More than a month after builders broke ground on the Bernie McCabe 2nd District Court of Appeal in downtown St. Petersburg, judges say the project remains underfunded and is undergoing redesigns.
On Wednesday, the judges asked members of the House Justice Appropriations Subcommittee for $9 million to cover the cost of what they described as the project’s downsized but still adequate scope.
The funding request would be in addition to $50 million former House Speaker Chris Sprowls secured in April 2021 for the building, which is to rise on the site of the former Sebring Building. Gov. Ron DeSantis in June vetoed a subsequent $15 million earmark the Legislature OK’d earlier for contingencies.

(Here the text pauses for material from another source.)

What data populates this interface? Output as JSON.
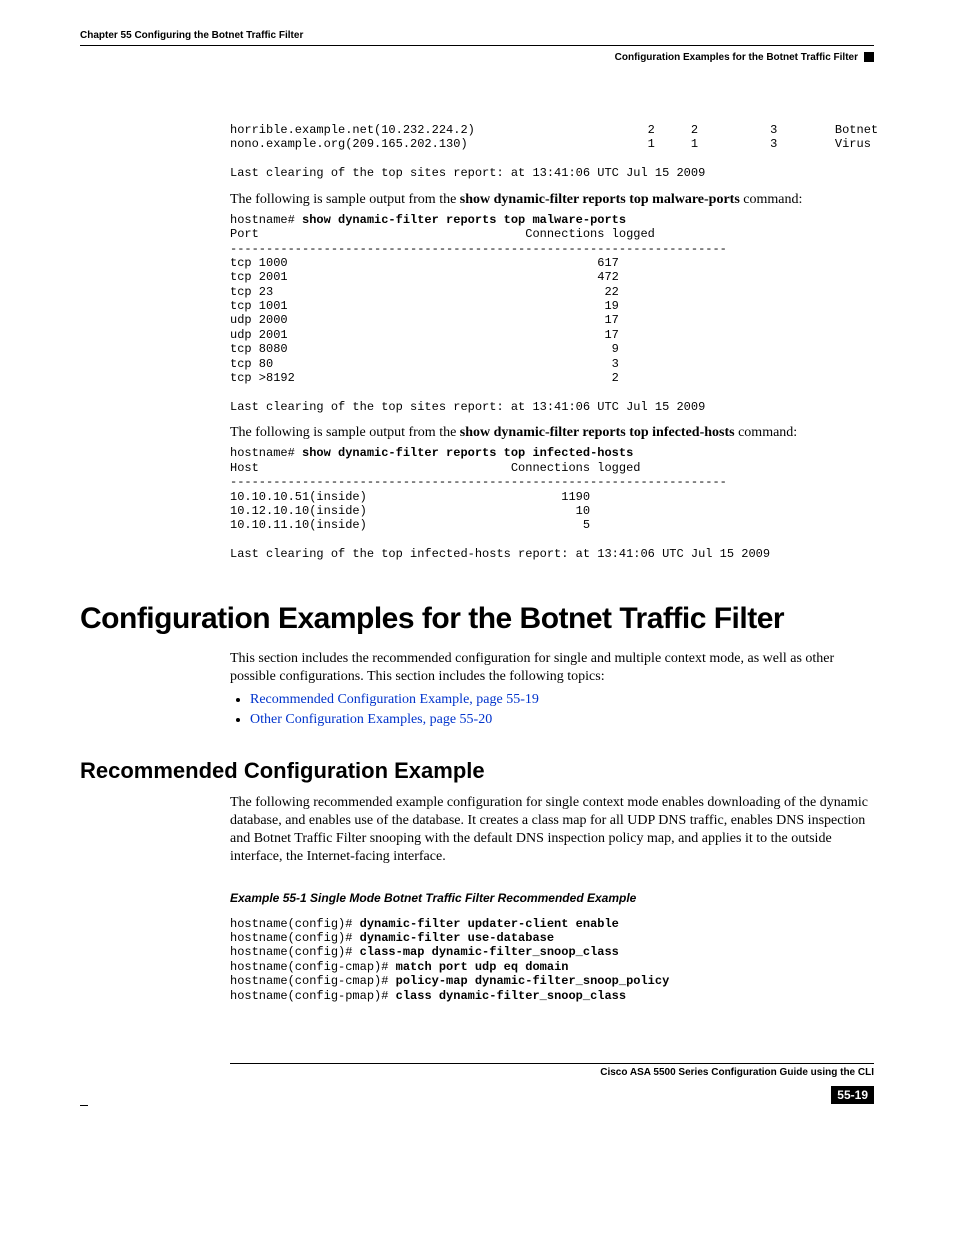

The current design for the three-story, 53,000-square-foot building includes 15 judicial chambers, one courtroom and workspace for about 95 full-time employees. The total project cost of $59 million includes the project’s design, construction, land purchase, permits, site development, furniture, fixtures and the paving of a new surface parking lot, which will be built instead of a previously contemplated underground garage.
Leading up to and through Skanska USA Building Inc.’s groundbreaking on the project Dec. 14, architectural and engineering firm DLR Group has been revising its schematic designs to better fit budgetary constraints and accommodate for inflated material costs.
Speaking on behalf of 2nd DCA Chief Judge Robert Morris and Tom Berger, director of real estate development and management for the Department of Management Services, Judge Jonathan Gerber of the Fourth District Court of Appeal told the committee that new design drawings should be ready this summer.
Construction documents, materials bidding and permitting would be done in the fall, Gerber said, with construction to recommence in earnest about a year from now.
The courthouse — which covers the 6th, 12th and 13th Judicial Circuits — has been years in the making. A 2016 study by Savills Studley Occupier Services and the National Center for State Courts called for a 73,000-square-foot building with 18 judicial chambers, two courtrooms and workspace for 117 full-time workers to be built somewhere in the Tampa Bay area.
The project’s estimated price tag then was $34 million, not including the cost of land, permits, site development, parking, furniture, fixtures or other components.
That year, the Lakeland court building previously housing the 2nd DCA had to be evacuated due to “a bunch of asbestos,” Gerber said. A 2021 press note from Sprowls’ Office blamed mold infestation for making workers sick.
The building is set for demolition in April.
Cases for the 2nd DCA have since taken place in a classroom in downtown Tampa.
“We really had to cram a lot of people in short order into these very tight spaces, and that’s what we’ve been doing for several years now,” Gerber said, adding that while the price for steel and other construction materials may not be advantageous now, the current setup is untenable.
“We need this courthouse to be built. Unfortunately, the timing of it is just not working out well in terms of the market, but from our perspective … it is what it is.”
The pending courthouse is named for the late Bernie McCabe, who served as Pinellas-Pasco State Attorney in Florida’s 6th Judicial Circuit for nearly three decades.